There were the deadlines for Art Evolved. I did two drawings for the Ceratopsians Gallery, as shown in the logo above. Have I mentioned Art Evolved?

Art Evolved

There's also the deadlines for the Thinking Big show, my initial foray into the world of fine art. I just got my canvas in to be framed today and I'm going to be sliding in just under the wire on that one.

My class assignments? Three prints and the initial version of my promotional packet for the Bonelands series of prints have been done just in the nick of time.

I'll be able to start breathing and get back to writing soon. Sorry to have been off the blog for the last couple of days.

I also owe an apology to M.L. Heath -- I forgot to mention his poetry reading at the LitPunk show. I'm correcting that post but still... Sorry, man. My bad.


Allison Landa said...

Hey, awesome timing on the Gualala show! Adam and I will be up at St. Orres for our first wedding anniversary, staying April 4-6. Will definitely check it out!
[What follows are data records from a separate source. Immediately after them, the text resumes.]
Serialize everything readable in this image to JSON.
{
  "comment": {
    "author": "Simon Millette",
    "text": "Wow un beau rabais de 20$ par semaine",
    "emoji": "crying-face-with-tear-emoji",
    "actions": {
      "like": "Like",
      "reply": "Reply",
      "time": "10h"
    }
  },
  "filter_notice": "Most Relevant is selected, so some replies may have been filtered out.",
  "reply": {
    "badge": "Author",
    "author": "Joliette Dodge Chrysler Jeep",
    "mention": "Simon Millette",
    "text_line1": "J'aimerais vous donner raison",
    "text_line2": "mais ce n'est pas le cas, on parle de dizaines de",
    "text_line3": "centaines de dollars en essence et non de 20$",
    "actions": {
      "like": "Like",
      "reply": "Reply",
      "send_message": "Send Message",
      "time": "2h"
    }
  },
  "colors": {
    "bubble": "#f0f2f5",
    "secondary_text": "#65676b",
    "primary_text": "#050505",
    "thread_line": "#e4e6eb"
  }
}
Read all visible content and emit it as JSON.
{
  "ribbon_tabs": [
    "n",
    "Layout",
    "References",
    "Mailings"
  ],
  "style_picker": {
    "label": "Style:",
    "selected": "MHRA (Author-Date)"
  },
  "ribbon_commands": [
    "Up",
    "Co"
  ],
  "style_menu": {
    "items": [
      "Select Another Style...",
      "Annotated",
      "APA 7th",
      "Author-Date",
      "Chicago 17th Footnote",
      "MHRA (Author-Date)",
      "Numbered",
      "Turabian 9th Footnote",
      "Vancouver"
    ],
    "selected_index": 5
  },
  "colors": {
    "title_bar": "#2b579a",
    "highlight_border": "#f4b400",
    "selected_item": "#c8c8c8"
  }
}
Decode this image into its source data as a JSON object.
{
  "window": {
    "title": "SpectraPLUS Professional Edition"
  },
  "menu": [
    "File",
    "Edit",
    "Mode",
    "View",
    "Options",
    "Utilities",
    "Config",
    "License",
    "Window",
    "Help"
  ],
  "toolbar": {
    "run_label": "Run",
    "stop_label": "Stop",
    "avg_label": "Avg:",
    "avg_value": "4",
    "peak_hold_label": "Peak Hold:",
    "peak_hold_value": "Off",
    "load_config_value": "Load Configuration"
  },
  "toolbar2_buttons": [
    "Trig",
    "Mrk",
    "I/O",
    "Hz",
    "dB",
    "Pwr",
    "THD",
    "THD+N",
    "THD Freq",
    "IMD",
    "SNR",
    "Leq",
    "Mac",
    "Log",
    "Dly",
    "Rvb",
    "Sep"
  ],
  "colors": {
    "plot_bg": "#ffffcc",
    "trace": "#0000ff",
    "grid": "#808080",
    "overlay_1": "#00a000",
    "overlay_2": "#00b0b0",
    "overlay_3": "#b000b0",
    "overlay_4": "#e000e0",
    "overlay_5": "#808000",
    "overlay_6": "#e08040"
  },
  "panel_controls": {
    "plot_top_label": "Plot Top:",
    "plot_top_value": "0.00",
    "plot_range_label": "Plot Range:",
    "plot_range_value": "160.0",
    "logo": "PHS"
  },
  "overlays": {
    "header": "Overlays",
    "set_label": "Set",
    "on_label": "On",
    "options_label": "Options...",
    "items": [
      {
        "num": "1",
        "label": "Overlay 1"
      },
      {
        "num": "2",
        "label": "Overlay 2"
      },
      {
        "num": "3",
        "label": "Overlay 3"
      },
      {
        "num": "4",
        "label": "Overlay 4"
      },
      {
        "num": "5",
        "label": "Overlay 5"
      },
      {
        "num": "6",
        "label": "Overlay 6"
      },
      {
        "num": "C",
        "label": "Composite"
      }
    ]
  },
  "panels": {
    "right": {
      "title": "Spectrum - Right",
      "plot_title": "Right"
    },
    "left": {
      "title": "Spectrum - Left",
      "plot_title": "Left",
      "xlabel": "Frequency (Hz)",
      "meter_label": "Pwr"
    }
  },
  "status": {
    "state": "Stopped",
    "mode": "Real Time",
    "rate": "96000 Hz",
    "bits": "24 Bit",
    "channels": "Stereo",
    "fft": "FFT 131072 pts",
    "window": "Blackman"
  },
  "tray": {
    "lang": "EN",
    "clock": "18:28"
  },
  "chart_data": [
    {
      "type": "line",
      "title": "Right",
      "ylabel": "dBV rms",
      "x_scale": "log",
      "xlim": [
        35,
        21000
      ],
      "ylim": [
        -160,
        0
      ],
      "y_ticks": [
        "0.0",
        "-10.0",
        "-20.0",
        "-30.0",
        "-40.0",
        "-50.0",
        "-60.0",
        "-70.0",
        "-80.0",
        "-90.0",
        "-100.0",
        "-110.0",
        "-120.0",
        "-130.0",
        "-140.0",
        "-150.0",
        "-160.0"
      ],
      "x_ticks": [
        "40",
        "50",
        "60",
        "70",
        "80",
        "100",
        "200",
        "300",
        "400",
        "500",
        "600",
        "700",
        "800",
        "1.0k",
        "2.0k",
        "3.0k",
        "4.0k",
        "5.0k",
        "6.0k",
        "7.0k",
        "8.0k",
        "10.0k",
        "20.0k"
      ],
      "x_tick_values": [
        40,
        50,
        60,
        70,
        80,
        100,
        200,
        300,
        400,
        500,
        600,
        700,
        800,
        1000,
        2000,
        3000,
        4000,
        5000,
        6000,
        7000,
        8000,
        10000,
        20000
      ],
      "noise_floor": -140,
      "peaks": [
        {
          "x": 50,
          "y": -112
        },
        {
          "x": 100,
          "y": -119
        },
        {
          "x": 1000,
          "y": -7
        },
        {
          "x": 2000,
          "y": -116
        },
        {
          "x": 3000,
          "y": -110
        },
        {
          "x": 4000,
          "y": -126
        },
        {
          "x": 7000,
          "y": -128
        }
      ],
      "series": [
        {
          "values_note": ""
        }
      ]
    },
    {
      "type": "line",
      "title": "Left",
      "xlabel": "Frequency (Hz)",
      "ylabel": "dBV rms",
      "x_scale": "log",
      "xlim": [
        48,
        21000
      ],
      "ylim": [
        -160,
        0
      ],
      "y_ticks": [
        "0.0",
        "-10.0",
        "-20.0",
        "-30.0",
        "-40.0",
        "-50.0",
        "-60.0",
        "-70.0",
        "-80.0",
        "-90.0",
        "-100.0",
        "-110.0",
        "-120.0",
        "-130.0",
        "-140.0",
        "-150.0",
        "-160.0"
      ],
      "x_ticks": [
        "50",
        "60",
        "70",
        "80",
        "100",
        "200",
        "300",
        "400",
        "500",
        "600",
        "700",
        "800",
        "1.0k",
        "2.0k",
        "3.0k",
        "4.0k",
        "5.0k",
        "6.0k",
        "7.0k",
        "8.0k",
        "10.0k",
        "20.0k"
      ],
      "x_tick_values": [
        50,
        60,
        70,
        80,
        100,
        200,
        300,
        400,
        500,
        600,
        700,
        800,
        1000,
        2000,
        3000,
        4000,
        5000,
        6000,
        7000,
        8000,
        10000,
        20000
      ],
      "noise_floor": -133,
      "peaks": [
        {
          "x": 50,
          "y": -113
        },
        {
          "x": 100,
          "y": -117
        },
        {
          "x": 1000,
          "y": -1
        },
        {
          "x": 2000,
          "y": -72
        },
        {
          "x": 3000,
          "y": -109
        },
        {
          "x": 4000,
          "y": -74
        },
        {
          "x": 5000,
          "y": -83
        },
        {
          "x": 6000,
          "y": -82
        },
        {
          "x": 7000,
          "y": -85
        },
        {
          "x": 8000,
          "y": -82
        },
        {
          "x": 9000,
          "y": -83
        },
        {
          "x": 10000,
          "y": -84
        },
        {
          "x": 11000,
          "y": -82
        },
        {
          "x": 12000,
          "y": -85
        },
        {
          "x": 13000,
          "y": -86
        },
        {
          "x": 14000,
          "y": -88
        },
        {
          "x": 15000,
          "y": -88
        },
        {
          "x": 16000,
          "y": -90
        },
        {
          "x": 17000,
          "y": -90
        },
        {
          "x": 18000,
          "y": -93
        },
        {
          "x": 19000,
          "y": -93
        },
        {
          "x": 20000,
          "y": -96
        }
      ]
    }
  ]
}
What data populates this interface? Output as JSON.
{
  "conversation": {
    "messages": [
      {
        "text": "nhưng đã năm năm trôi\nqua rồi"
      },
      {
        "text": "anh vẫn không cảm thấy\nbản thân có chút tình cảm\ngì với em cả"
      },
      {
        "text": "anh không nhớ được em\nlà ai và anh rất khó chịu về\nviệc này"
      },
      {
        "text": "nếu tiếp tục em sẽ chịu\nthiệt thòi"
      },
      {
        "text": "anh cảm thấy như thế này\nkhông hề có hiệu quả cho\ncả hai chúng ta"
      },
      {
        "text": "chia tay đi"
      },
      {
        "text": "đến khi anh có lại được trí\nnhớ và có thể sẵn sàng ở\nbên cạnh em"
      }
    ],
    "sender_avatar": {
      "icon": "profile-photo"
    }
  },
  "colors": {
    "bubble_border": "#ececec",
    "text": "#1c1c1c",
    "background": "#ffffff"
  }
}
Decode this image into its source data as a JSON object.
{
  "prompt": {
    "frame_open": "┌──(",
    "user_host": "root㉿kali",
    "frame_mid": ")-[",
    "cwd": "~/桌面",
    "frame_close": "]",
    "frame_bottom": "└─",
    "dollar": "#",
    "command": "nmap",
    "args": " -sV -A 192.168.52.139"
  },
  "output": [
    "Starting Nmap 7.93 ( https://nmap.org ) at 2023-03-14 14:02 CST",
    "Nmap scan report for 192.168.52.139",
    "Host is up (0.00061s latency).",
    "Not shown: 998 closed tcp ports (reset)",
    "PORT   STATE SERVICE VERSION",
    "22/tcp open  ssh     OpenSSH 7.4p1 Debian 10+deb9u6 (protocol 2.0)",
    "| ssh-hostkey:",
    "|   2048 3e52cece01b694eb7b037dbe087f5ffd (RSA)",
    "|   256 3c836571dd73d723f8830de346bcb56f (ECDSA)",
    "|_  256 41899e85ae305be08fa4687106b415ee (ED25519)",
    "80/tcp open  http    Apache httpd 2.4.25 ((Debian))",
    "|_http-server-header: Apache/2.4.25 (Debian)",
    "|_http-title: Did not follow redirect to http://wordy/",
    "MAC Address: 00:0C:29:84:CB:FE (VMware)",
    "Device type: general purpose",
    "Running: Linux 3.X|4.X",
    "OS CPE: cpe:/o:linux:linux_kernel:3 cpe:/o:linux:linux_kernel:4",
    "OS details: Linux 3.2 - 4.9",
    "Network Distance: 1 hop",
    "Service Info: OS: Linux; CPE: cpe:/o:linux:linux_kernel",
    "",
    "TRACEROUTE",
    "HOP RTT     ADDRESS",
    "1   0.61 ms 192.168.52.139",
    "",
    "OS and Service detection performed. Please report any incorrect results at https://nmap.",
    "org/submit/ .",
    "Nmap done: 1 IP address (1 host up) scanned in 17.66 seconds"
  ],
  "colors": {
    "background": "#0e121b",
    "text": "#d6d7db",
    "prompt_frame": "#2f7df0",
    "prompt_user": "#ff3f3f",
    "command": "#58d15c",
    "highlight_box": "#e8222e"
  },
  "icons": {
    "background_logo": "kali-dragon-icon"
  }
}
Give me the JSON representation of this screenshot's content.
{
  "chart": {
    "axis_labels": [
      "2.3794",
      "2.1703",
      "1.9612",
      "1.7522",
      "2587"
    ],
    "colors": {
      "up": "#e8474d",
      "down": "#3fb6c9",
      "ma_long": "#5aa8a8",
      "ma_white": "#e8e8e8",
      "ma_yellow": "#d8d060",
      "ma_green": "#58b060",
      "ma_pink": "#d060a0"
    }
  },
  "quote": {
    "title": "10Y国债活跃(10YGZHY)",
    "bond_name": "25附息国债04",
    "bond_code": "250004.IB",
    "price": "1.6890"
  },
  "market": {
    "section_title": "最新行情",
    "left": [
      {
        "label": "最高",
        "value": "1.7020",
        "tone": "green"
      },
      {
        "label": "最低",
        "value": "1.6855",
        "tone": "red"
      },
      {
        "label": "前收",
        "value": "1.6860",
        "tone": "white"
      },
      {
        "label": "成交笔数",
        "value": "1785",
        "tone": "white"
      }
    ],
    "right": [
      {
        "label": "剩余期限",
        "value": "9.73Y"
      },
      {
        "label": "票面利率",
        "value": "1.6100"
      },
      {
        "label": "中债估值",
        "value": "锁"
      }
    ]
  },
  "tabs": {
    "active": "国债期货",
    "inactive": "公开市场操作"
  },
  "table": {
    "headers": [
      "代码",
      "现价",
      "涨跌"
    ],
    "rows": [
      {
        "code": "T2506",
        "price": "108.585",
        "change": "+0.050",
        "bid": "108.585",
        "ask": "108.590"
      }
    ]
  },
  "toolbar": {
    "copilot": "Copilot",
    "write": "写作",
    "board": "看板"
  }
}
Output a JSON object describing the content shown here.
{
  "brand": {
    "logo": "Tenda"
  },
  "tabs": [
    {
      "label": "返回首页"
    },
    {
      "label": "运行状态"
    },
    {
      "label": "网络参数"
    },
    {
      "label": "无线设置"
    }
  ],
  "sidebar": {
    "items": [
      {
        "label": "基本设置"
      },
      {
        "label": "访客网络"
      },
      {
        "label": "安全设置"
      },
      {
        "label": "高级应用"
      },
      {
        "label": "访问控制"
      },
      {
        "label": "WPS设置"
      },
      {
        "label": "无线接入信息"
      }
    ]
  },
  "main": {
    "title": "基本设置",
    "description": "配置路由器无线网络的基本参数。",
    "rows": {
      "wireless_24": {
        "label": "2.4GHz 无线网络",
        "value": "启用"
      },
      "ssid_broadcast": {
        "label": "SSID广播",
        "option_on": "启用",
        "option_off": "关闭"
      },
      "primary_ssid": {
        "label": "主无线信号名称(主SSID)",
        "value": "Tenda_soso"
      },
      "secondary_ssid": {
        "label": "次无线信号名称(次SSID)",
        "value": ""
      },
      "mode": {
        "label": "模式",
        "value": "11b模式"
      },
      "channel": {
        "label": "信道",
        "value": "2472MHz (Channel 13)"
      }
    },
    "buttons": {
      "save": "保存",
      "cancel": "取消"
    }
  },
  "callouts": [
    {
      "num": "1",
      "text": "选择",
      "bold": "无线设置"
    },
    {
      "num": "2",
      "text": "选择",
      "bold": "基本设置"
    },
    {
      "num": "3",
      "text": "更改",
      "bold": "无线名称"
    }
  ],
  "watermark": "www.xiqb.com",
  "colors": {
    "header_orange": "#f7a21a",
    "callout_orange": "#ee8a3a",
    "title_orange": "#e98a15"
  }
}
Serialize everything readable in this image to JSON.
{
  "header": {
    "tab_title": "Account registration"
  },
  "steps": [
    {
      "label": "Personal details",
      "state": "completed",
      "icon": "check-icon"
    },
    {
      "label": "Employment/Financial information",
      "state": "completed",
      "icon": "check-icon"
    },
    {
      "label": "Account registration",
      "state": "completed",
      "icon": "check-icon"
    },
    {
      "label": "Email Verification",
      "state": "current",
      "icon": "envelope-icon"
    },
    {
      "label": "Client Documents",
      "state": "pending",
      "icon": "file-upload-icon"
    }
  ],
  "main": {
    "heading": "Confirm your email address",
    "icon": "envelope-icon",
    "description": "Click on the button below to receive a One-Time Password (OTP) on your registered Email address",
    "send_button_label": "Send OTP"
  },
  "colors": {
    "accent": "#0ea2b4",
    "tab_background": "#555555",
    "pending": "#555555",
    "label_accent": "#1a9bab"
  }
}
Zach said...

It's nice to have the show up and finished. Unfortunately, I can't say the same about my own resolve. I have found numerous ways to improve the current "draft" of the Einiosaurus pictures, least among them problems with the epoccipitals, as brought to my attention (kindly) by Andrew Farke.

So, yeah. More work ahead. I think it's funny that chasmosaurine ceratopsids were generally underrepresented in the show. Everybody likes basal ceratopsians and centrosaurines. :-)

Sean Craven said...

Hey, Allison -- it should be an interesting show. One thing I've noticed is that community colleges tend to produce better art than universities. That's because you're more likely to get working artists in the classes.

Zach! It's funny. Psittacosaurus seemed like a fairly dull little animal until they found the fringe...

You know your corrections on what you posted in the show would make a great post for the website. A lot of paleoartists go back and correct work as they find out things about the animals they've reconstructed and having an example of that on the site would be really cool.